*it’s been about 5 years or so, so take this with a grain of salt at least
When I hijacked this thread and asked that question, I did not recall reading about it, but after I posted and after I wrote about fast-twitch muscles, my aging and feeble mind recalled reading an article a few years ago on exactly this topic. Actual studies and biopsies were done on muscles of runners, and it was concluded that the fast-twitch muscles do degenerate in time, becoming more similar to slow-twitch muscles.
Boy, you know I’m 25 and I have to admit that I’m awfully jealous as well.
I read a few years ago that the cardiovascular system simply becomes less effective/efficient at extracting oxygen. VO2 max goes way down, meaning the ability to transport and utilize oxygen decreases markedly. I’ve also read that there is no way to counter this process, although it can be slowed, through training. The general theme was that folks can still do endurance events, but their times inexorably slow. And while I won’t argue with that deterministic model, the same thing used to be said about the inability to change VO2 max.
That’s correct, Carnac the Magnificent!. I’d forgot about that. Then it’s a combination of the decrease in VO2 and degradation of the fast twitch muscles.
One important cause is something called Advanced Glycosylation End-product (appropriately acronymed AGE) crosslinks. As I understand it, your typical protein in the body has a number of sugar molecules attached to them. This is normal and indeed required for the protein to do its job. But when one protein attaches itself to the sugar of another protein, you get what’s called an AGE crosslink. These accumulate as you get older and the more a given tissue has, the stiffer it is.
There is a drug named Alagebrium that will break AGE crosslinks, but I believe it’s still in trials. It’s made by a company called Alteon and is also known by its code name ALT-711. I understand that ALT-711 will also remove scar tissue and calluses and makes skin very soft.

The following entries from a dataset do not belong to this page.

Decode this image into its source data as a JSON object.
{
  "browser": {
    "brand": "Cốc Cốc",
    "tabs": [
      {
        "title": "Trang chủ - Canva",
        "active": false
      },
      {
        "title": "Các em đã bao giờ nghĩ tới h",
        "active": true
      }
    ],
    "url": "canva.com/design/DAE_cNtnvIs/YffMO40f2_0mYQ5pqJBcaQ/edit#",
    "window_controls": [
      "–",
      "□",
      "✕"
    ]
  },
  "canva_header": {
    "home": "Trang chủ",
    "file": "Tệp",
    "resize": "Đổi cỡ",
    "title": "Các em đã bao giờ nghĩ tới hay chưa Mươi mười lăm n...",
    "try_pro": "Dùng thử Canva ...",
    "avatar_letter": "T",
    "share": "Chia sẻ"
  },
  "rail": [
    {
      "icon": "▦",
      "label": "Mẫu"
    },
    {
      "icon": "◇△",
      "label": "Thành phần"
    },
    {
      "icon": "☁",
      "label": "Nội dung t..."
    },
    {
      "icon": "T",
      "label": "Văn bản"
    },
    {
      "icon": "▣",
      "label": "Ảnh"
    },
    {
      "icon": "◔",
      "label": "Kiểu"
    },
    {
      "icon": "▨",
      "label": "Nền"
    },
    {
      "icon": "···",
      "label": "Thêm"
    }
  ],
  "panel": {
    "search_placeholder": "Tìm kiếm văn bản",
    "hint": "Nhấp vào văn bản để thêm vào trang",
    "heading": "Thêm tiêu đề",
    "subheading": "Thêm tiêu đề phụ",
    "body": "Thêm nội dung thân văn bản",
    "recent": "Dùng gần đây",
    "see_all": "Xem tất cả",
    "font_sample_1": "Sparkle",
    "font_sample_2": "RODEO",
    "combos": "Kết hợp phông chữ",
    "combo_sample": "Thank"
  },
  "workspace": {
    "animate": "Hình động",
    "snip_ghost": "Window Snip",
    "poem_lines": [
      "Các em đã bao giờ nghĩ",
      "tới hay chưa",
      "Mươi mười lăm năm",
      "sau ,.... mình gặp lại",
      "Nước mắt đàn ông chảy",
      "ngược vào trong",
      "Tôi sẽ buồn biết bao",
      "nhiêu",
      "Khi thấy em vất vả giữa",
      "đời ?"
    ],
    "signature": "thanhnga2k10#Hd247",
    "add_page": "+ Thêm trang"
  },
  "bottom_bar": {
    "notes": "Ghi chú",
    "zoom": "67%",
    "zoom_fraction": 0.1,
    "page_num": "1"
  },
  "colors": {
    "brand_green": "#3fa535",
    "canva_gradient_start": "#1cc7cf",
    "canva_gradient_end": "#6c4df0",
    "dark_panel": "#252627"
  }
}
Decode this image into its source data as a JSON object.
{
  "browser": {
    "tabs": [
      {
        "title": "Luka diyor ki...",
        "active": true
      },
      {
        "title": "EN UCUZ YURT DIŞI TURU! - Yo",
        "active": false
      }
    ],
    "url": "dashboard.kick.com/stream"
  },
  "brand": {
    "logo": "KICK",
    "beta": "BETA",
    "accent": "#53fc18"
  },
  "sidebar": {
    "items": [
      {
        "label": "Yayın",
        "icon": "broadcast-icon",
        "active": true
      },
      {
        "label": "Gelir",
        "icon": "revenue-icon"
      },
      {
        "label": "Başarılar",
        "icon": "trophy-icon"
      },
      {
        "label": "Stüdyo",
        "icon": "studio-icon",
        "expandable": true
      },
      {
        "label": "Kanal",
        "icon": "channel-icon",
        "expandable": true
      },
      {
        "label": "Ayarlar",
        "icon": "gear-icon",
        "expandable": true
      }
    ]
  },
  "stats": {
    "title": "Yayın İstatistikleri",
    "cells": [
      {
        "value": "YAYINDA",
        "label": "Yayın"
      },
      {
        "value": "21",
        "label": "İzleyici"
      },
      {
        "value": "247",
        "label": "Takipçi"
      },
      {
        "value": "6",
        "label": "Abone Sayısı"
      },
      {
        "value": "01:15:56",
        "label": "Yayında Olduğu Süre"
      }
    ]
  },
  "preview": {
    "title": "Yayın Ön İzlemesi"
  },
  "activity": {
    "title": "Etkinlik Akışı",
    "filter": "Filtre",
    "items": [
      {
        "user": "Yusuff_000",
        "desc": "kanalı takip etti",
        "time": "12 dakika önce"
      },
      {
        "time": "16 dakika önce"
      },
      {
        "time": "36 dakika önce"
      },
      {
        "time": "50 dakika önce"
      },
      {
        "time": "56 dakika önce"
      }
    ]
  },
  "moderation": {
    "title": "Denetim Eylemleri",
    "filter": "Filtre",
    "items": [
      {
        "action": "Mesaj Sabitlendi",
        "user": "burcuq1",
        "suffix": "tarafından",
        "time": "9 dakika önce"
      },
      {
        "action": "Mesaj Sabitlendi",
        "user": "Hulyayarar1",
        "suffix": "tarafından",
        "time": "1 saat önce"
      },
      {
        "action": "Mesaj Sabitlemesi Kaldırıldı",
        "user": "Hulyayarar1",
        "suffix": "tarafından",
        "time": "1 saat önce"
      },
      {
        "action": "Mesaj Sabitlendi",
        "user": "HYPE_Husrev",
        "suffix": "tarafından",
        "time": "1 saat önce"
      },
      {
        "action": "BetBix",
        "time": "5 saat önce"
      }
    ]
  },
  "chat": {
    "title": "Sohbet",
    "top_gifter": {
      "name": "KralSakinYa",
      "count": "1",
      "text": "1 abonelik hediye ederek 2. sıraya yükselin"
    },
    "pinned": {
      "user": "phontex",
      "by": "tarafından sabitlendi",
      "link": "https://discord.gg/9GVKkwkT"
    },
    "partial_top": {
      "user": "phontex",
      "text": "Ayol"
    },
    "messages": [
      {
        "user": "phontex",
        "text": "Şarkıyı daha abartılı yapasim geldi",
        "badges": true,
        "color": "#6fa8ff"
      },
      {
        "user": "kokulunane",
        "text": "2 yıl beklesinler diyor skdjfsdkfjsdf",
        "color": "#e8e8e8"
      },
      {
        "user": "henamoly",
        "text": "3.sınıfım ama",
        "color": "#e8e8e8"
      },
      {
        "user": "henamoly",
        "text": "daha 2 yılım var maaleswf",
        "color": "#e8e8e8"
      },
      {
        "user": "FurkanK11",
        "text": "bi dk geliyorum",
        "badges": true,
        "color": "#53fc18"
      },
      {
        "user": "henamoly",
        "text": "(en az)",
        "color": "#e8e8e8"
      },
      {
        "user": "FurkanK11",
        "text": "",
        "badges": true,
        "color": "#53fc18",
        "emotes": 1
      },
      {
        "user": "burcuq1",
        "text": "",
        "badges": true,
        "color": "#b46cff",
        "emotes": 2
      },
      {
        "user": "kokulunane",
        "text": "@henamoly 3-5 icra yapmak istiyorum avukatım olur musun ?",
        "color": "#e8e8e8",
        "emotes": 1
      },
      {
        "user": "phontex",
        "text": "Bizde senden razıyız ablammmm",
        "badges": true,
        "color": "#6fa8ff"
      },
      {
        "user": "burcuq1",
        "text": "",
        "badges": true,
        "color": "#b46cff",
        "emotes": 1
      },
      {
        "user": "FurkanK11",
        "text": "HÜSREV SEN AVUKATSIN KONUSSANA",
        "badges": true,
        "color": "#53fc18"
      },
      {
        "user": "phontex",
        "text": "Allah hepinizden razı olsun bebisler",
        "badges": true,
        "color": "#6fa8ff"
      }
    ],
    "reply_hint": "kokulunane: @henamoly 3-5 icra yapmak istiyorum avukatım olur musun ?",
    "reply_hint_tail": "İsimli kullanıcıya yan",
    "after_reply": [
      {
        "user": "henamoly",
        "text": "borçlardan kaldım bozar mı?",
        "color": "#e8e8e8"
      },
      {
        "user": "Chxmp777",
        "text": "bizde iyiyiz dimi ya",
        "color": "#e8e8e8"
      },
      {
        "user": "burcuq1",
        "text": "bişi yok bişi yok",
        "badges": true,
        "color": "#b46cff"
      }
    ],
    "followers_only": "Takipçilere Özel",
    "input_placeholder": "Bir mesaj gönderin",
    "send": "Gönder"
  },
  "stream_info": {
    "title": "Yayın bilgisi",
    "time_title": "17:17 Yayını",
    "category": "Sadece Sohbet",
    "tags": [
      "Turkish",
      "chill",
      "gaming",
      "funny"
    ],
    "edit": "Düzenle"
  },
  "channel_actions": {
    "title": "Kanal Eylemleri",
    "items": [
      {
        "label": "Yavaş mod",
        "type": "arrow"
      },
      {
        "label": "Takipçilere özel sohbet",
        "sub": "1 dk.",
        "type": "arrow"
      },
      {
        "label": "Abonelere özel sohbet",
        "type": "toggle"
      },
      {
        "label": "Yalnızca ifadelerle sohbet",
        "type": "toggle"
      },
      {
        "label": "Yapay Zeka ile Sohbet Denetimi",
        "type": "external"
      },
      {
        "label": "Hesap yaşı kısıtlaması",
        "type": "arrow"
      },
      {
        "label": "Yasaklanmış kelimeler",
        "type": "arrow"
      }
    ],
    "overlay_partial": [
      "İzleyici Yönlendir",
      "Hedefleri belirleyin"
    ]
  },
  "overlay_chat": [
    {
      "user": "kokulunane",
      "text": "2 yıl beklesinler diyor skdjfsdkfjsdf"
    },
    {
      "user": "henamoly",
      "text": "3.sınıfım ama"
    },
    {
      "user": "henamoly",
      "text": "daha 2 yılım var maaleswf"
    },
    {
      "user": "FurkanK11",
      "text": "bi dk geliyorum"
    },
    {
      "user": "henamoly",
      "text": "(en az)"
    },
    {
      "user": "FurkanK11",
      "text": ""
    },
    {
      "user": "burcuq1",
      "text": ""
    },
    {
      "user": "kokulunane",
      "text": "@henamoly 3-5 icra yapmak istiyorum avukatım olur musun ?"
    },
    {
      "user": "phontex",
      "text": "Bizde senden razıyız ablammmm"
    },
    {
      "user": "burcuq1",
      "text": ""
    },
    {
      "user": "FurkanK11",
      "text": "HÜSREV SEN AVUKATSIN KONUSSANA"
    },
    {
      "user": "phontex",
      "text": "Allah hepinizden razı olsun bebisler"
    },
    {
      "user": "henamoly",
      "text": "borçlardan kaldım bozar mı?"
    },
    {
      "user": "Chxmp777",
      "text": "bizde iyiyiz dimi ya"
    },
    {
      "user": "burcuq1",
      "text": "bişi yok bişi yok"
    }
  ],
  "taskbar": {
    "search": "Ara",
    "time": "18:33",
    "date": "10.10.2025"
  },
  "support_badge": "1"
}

Some of the stiffness (and possibly some of the cardiovascular consequences) of aging may be due to accumulation of chemically modified proteins (and DNA) in the body.
The classic example occurs with glucose which non-enzymatically, and irreversibly, bonds (randomly) to amino groups of proteins. This phenomenon underlies the use of the hemoglobin A1 test diabetes (where the glucose has bonded to the amino groups of hemoglobin).
In any case, when glucose binds to proteins the effect is to invariably alter their function for the worse. In the case of collagen (found in skin and bone and the lining of blood vessels), glycated-collagen is formed and it is weaker and less flexible than the unaltered protein.
Since all of us have glucose in our blood (not just diabetics), all of us will form these glucose-protein compounds. The longer we go on, the more of them we form. If we have high blood sugar, we form even more.
A nasty epiphenomenon occurs when one glucose-protein cross links with another, i.e. protein-glucose + glucose-protein ==> protein-glucose-protein. The sequence repeats and you wind up with large “networks” of the stuff (which resists degradation). Ultimately, large quantities of these advanced glycation end-products accumulate. Note the natural acronym: AGE’s
In addition to direct “gumming up” effects, these AGE’s can also elicit an immune response as well as acting as signals for various scavenger and blood vessel wall cells to do destructive things.
Unfortunately, most of the web pages on the net about this seem to be from commercial sites and are useless.
dtilque: Sorry, didn’t see your post. It came while I was composing mine.